Worshippers in Horné Krškany must dodge trains to get to church
Photos by James Thomson
Just south of Nitra, in what is now effectively an industrial suburb of the town (its main road is lined with trade outlets and motor repair businesses), is one of Slovakia's older churches.
St Mary's in Horné Krškany is a small, unprepossessing building on a low rise west of the main road; the front section is an ordinary Baroque affair. But the rear section is much older: recent archaeological work suggests it dates from the thirteenth century, and perhaps even earlier.
This discovery is in part thanks to the railway line which runs literally past the front door of the church.
In 1908, an ember from a passing steam train set fire to the church's straw roof, and it remained a ruin until the 1930s, when restoration work in the chancel revealed a fresco on the rear wall. Little significance was attached to it at the time: a curtain was hung to cover the unsightly blemishes.
It is only in the last three years, at the instigation of the present priest, a history enthusiast, that the church has been properly examined by archaeologists. In two years of painstaking work, the floor of the chancel has been lifted, uncovering a surprisingly deep original level, and the fresco has begun to be fully revealed.
The style is early Gothic, suggesting it was painted in the late thirteenth century. Its main part depicts the Last Supper, a fairly common theme for what is regarded as a typical, if rare, piece of village church art.
Of more interest to historians is a small section which shows a kneeling monk and, behind him, a building.
Is this the Benedictine monastery of Nitra?
Photos by James Thomson
It is a small picture, but it is thought that this may be the only known extant image of the Benedictine monastery which was established in Nitra some time between the 8th and 10th centuries. This is important because it was the first such Christian institution to be established in Slovakia, and hence holds an important place in the nation's history.
One theory is that monks from Nitra may have been responsible for building St Mary's and painting its fresco. The monastery was dissolved some time around the 14th century and little is now known about it.

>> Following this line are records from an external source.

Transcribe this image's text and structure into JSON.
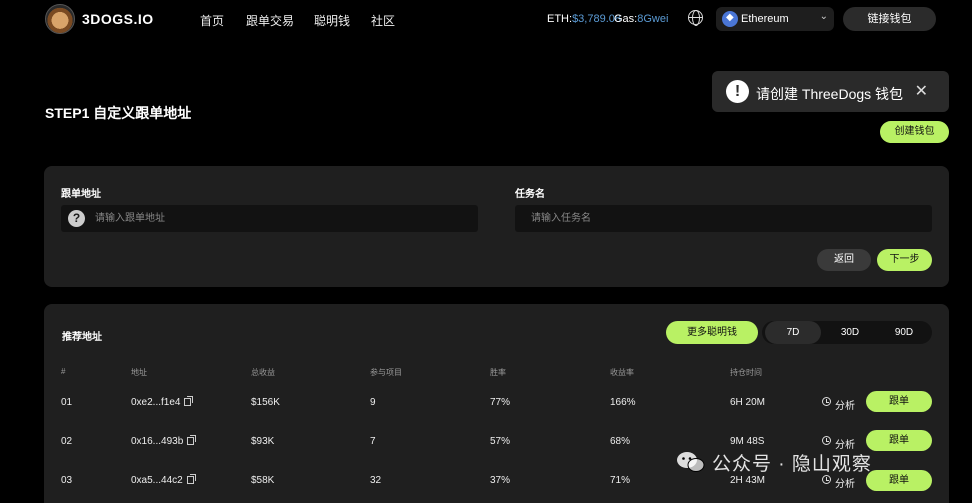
{
  "header": {
    "brand": "3DOGS.IO",
    "nav": [
      "首页",
      "跟单交易",
      "聪明钱",
      "社区"
    ],
    "eth_label": "ETH:",
    "eth_value": "$3,789.08",
    "gas_label": "Gas:",
    "gas_value": "8Gwei",
    "network": "Ethereum",
    "connect_label": "链接钱包"
  },
  "toast": {
    "text": "请创建 ThreeDogs 钱包",
    "close": "✕",
    "create_label": "创建钱包"
  },
  "step": {
    "title": "STEP1 自定义跟单地址"
  },
  "form": {
    "address_label": "跟单地址",
    "address_placeholder": "请输入跟单地址",
    "task_label": "任务名",
    "task_placeholder": "请输入任务名",
    "back_label": "返回",
    "next_label": "下一步"
  },
  "recommend": {
    "title": "推荐地址",
    "more_label": "更多聪明钱",
    "ranges": [
      "7D",
      "30D",
      "90D"
    ],
    "active_range": "7D",
    "columns": [
      "#",
      "地址",
      "总收益",
      "参与项目",
      "胜率",
      "收益率",
      "持仓时间"
    ],
    "analyze_label": "分析",
    "follow_label": "跟单",
    "rows": [
      {
        "idx": "01",
        "address": "0xe2...f1e4",
        "profit": "$156K",
        "projects": "9",
        "win_rate": "77%",
        "roi": "166%",
        "hold": "6H 20M"
      },
      {
        "idx": "02",
        "address": "0x16...493b",
        "profit": "$93K",
        "projects": "7",
        "win_rate": "57%",
        "roi": "68%",
        "hold": "9M 48S"
      },
      {
        "idx": "03",
        "address": "0xa5...44c2",
        "profit": "$58K",
        "projects": "32",
        "win_rate": "37%",
        "roi": "71%",
        "hold": "2H 43M"
      }
    ]
  },
  "watermark": {
    "text": "公众号 · 隐山观察"
  },
  "colors": {
    "accent": "#b9f164",
    "background": "#000000",
    "card": "#1f1f1f",
    "price_blue": "#5b9bd5"
  }
}
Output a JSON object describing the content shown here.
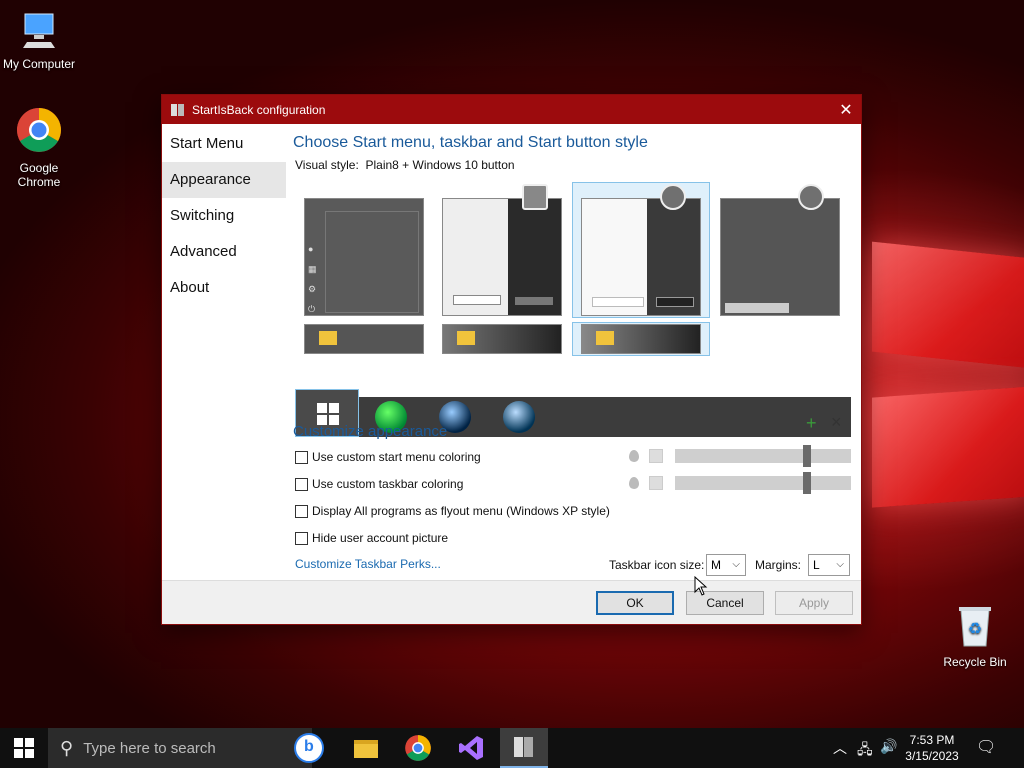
{
  "desktop": {
    "icons": [
      {
        "label": "My Computer"
      },
      {
        "label": "Google\nChrome",
        "line1": "Google",
        "line2": "Chrome"
      },
      {
        "label": "Recycle Bin"
      }
    ]
  },
  "dialog": {
    "title": "StartIsBack configuration",
    "nav": [
      "Start Menu",
      "Appearance",
      "Switching",
      "Advanced",
      "About"
    ],
    "active_nav": "Appearance",
    "heading": "Choose Start menu, taskbar and Start button style",
    "visual_style_label": "Visual style:",
    "visual_style_value": "Plain8 + Windows 10 button",
    "customize_heading": "Customize appearance",
    "checkboxes": [
      {
        "label": "Use custom start menu coloring",
        "checked": false
      },
      {
        "label": "Use custom taskbar coloring",
        "checked": false
      },
      {
        "label": "Display All programs as flyout menu (Windows XP style)",
        "checked": false
      },
      {
        "label": "Hide user account picture",
        "checked": false
      }
    ],
    "customize_link": "Customize Taskbar Perks...",
    "taskbar_icon_size_label": "Taskbar icon size:",
    "taskbar_icon_size_value": "M",
    "margins_label": "Margins:",
    "margins_value": "L",
    "buttons": {
      "ok": "OK",
      "cancel": "Cancel",
      "apply": "Apply"
    },
    "add_symbol": "+",
    "remove_symbol": "×"
  },
  "taskbar": {
    "search_placeholder": "Type here to search",
    "time": "7:53 PM",
    "date": "3/15/2023"
  },
  "colors": {
    "titlebar": "#9c0b0d",
    "accent_text": "#1a5a9a",
    "link": "#1a6ab0"
  }
}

Such small but incremental steps - an archaeologist at the site stresses that much work remains to be done - are the stuff of which history is made. The priest frets that the church is not often used and says he is keen to attract more visitors. But present-day recognition of the fresco's value - Nitra's mayor was paying a visit at the same time as the author - bodes well for its continued, remarkable survival.